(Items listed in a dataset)
▽
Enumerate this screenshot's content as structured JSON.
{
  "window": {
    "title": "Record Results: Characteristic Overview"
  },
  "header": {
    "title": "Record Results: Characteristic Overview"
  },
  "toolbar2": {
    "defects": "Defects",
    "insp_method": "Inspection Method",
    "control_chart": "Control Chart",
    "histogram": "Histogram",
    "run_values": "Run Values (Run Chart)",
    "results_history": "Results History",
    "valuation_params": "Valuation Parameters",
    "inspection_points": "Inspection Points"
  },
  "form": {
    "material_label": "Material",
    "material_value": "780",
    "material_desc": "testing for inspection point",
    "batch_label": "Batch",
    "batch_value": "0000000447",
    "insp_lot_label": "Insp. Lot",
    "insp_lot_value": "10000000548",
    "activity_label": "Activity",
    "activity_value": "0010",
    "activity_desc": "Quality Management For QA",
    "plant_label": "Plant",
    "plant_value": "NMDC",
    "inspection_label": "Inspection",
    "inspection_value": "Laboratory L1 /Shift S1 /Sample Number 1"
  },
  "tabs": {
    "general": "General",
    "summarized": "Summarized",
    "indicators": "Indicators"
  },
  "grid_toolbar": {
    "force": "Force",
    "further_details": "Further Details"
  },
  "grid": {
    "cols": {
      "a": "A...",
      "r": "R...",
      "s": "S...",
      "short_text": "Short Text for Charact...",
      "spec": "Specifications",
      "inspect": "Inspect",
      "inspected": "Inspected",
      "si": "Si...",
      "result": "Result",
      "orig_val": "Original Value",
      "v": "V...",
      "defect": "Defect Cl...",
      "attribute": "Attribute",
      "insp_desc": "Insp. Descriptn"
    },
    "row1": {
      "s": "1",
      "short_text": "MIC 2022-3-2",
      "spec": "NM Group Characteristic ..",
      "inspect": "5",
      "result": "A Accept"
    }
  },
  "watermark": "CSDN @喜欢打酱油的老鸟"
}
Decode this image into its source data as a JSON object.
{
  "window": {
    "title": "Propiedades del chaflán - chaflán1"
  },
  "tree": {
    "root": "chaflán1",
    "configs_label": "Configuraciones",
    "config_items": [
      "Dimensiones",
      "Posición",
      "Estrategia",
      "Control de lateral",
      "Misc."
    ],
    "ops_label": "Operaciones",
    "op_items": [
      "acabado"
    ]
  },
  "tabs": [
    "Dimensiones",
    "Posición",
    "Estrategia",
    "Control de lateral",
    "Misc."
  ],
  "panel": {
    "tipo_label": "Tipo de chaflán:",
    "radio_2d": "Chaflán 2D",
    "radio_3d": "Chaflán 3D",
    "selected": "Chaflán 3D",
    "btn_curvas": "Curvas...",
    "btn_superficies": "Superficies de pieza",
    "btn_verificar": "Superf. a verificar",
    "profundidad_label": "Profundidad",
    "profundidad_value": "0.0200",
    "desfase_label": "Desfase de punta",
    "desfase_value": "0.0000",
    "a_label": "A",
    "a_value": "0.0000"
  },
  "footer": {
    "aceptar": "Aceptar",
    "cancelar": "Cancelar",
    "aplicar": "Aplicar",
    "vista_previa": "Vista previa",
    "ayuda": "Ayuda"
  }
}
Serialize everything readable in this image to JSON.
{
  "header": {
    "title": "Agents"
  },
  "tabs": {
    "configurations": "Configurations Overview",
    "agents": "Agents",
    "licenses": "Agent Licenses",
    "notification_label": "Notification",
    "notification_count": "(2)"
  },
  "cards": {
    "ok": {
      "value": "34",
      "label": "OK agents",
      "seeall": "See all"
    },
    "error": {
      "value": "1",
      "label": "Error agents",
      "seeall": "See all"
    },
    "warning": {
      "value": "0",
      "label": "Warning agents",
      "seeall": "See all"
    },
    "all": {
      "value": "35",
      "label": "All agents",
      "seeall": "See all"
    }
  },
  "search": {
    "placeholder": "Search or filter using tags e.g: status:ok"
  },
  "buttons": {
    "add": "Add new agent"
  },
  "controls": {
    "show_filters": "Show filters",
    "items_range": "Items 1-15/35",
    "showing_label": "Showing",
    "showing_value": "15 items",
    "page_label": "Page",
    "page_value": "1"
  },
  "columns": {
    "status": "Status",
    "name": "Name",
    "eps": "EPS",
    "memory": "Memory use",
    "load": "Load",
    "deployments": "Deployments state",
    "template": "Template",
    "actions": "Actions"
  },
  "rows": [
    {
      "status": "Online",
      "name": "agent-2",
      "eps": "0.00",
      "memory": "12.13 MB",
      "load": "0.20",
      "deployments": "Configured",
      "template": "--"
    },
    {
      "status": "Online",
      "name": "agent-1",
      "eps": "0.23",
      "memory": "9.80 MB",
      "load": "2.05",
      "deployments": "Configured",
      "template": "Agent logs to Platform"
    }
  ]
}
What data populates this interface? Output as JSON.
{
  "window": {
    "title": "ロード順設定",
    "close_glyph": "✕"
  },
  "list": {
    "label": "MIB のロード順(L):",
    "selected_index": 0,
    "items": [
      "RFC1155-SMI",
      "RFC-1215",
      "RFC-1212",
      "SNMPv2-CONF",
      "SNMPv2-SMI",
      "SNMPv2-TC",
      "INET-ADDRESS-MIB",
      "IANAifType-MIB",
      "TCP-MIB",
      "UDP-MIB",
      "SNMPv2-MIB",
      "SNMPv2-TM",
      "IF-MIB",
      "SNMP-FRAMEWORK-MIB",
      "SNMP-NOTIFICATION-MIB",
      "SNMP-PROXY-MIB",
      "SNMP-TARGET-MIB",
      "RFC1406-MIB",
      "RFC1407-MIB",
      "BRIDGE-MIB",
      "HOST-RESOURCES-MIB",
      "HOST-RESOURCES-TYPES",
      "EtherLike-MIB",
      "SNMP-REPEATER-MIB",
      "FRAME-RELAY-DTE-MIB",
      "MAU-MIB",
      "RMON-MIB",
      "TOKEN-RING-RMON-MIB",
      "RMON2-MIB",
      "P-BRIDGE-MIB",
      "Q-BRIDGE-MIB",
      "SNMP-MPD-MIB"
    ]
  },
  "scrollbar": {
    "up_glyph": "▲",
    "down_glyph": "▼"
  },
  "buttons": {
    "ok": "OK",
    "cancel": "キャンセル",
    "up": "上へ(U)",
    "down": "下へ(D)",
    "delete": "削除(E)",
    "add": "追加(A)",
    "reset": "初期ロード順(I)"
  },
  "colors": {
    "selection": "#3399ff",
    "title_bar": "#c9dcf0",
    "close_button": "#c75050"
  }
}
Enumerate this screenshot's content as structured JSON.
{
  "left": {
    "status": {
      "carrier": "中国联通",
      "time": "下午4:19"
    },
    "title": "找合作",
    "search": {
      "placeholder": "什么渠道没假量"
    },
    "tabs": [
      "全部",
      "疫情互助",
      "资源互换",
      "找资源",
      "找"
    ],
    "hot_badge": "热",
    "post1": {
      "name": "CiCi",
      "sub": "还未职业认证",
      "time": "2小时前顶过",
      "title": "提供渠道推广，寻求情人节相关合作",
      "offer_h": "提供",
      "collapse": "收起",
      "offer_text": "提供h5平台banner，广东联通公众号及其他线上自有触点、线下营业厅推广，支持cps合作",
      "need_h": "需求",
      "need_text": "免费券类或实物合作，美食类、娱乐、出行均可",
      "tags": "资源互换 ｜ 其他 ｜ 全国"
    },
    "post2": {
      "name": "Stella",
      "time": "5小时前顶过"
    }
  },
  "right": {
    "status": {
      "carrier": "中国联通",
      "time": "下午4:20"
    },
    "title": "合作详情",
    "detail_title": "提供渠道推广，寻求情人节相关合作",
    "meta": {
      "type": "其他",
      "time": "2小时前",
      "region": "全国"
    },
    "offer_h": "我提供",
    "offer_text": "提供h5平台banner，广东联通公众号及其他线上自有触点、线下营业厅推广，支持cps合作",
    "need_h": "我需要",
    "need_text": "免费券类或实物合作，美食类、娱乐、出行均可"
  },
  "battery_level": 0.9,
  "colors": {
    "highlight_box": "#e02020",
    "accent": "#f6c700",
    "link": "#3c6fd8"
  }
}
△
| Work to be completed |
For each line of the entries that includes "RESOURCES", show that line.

| Answer area |
      "HOST-RESOURCES-MIB",
      "HOST-RESOURCES-TYPES",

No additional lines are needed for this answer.